Learn to recognize the five stages of burnout:
- Physical – Loss of appetite, extreme fatigue, back pain, tension headaches. Minor accidents and errors in assignments. If these persist for two weeks, burnout is likely the cause.
- Social – Employee perceives a heavy workload with no time to finish work. Personal relationships decrease.
- Cerebral – Employee is acting like a broken computer exhibiting strange patterns in writing and speech. Exhibits inattention and watches the clock.
- Emotional – Withdrawal from friends and family. Person often escapes through drugs, alcohol, affairs, excessive spending, missed deadlines, and minimal productivity.
- Spiritual – Person feels totally empty inside, seeks major change, career, spouse, home, often clinically depressed.
If you recognize any of these symptoms, what can you do to ban burnout in yourself or others? Start by lowering your stress level. You cannot eliminate all stress in your life; in fact, some stress may be positive. Positive stress is called motivation, excitement, and drive. However, when stress is constant and unrelieved, it can become negative and destructive. So stress must be balanced with relaxation.
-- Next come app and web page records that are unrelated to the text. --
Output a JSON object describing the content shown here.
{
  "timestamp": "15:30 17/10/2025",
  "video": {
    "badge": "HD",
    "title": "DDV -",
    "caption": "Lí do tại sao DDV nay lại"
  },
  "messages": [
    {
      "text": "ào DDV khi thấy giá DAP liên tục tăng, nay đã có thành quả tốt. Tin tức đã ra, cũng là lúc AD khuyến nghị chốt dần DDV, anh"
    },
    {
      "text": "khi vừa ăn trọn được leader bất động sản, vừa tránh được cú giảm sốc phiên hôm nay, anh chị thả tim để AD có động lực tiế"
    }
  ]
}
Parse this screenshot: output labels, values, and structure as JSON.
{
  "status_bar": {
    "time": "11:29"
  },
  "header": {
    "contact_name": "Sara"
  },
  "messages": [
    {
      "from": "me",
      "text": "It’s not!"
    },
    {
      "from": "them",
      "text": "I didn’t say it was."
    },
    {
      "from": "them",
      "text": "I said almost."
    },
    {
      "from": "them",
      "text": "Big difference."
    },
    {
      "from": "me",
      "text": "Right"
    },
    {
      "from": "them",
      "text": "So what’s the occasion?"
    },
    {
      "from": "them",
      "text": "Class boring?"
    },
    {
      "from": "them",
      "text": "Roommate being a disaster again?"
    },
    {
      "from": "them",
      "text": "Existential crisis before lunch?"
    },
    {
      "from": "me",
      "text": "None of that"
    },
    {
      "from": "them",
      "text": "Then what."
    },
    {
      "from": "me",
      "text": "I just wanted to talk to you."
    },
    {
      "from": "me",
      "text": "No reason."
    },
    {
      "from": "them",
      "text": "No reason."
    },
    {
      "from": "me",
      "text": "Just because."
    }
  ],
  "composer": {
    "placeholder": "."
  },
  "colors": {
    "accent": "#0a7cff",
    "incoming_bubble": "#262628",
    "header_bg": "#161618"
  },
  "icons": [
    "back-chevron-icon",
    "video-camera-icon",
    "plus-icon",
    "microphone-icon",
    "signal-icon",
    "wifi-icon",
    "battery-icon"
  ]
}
You can break the cycle by learning ways to relax and cherish yourself. Take time out for yourself in some way on a regular basis. Give yourself a chance to unwind and get ready for life’s next challenge. Do whatever works for you. How about giving yourself mini-breaks every hour to relieve stress, stretch, and get a cup of coffee? Take a 1/2-hour bath every night, with candles, wine and soft music. The key is to learn to pamper you! Learn what relaxes you—whether it’s dancing, watching movies, walking, or deep breathing—and make time for it. Make an appointment with yourself on your calendar if you have to. You make time for everyone else in your life, and you are equally (and more) important. Controlling your time will help control your burnout.
Lastly, do the same old things to promote good health: eat well, exercise more, and get more sleep. Nothing has changed much in this area over the years. Unfortunately, many people look at these principles and believe they have to do them all at once. So they stress out and don’t do anything! Embrace the idea that health is not an “all or none” proposition. Do something small like climbing the stairs instead of taking the elevator. Discover what works for you, and be focused about doing the few things that consistently reduce your stress level. Commit to it. Your productivity and your sense of accomplishment will increase, and you will ban burnout.